Bhutan [see map] is an isolated Himalayan kingdom nestled between India and Tibet. In 1996 the country had only two small airplanes, no traffic lights, no television and no internet connection. Only a few foreigners travelled in the country each year, and fewer still travelled away from it’s handful of roads. We started our trip in Paro where the country’s only airport is, and hiked into the Himalayas following the Chomolhari route for sixteen days until we arrived at the town of Gasa where we drove to the capitol Thimpu. 

Typical House just outside of Paro.

Let’s zoom in for a close look at the fertility symbol painted on the
left side of the wall — ’nuff said.

A monastery inside Paro.

A group of kids near the monastery.

A farmer carrying hay.

The monastery of Taktsand perched high up on the cliffs.

Taktsand (Tiger’s nest) is a monastery built on a narrow ledge of a cliff
3000 ft. above the valley floor. There is a huge vertical drop between me
and the monastery. There is no way for me to get to it from
where I’m standing. The monks have a secret path down the cliff.

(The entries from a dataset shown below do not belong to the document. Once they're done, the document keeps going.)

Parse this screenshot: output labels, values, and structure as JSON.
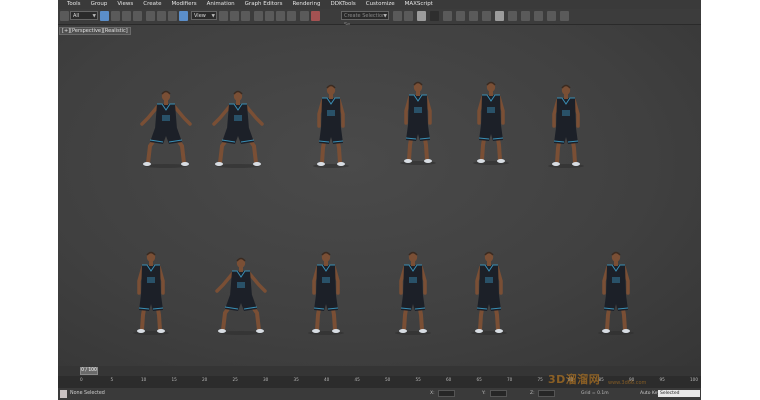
{
  "menubar": {
    "items": [
      "Tools",
      "Group",
      "Views",
      "Create",
      "Modifiers",
      "Animation",
      "Graph Editors",
      "Rendering",
      "DDKTools",
      "Customize",
      "MAXScript"
    ]
  },
  "toolbar": {
    "selection_filter": "All",
    "reference_coord": "View",
    "named_selection_placeholder": "Create Selection Se"
  },
  "viewport": {
    "label": "[+][Perspective][Realistic]"
  },
  "timeline": {
    "slider": "0 / 100"
  },
  "trackbar": {
    "ticks": [
      "0",
      "5",
      "10",
      "15",
      "20",
      "25",
      "30",
      "35",
      "40",
      "45",
      "50",
      "55",
      "60",
      "65",
      "70",
      "75",
      "80",
      "85",
      "90",
      "95",
      "100"
    ]
  },
  "statusbar": {
    "message": "None Selected",
    "x_label": "X:",
    "y_label": "Y:",
    "z_label": "Z:",
    "grid": "Grid = 0.1m",
    "auto_key": "Auto Key",
    "key_mode": "Selected"
  },
  "watermark": {
    "text": "3D溜溜网",
    "url": "www.3d66.com"
  },
  "colors": {
    "jersey": "#1c2028",
    "jersey_trim": "#3a8fb5",
    "skin": "#7a4f35",
    "shoe": "#d8dde3",
    "viewport_bg": "#444444",
    "timeline_accent": "#caa43a"
  },
  "figures": {
    "row1": [
      {
        "pose": "defensive-crouch-wide"
      },
      {
        "pose": "defensive-crouch-wide"
      },
      {
        "pose": "crouch-hands-low"
      },
      {
        "pose": "standing-hand-up"
      },
      {
        "pose": "standing-relaxed"
      },
      {
        "pose": "crouch-reaching"
      }
    ],
    "row2": [
      {
        "pose": "standing-holding-ball"
      },
      {
        "pose": "deep-crouch"
      },
      {
        "pose": "standing-looking-up"
      },
      {
        "pose": "standing-arms-out"
      },
      {
        "pose": "standing-arms-down"
      },
      {
        "pose": "standing-side"
      }
    ]
  }
}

We climbed high above the Paro valley to the Monastery of Sangchoekor.

We’re greeted by a group of monks at Sangchoekor. The head lama happened to be away while we were there, and we cause a major disruption amongst the younger monks. Instead of attending to their classes and to their prayers, they followed us around in great humour and high spirits. When we left a big crowd of them stood on the ridge and waved goodbye to us as we descended down the mountain side. Twenty minutes later we could still see them far in the distance waving at us.

The courtyard of Sangchoekor Monastery.

An old woman spins prayer wheels in the monastery.

The main shrine inside the monastery.
Bhutan is famous for it’s beautiful postage stamps.
The make everything from three dimensional stamps
to stamps that you can play like a record.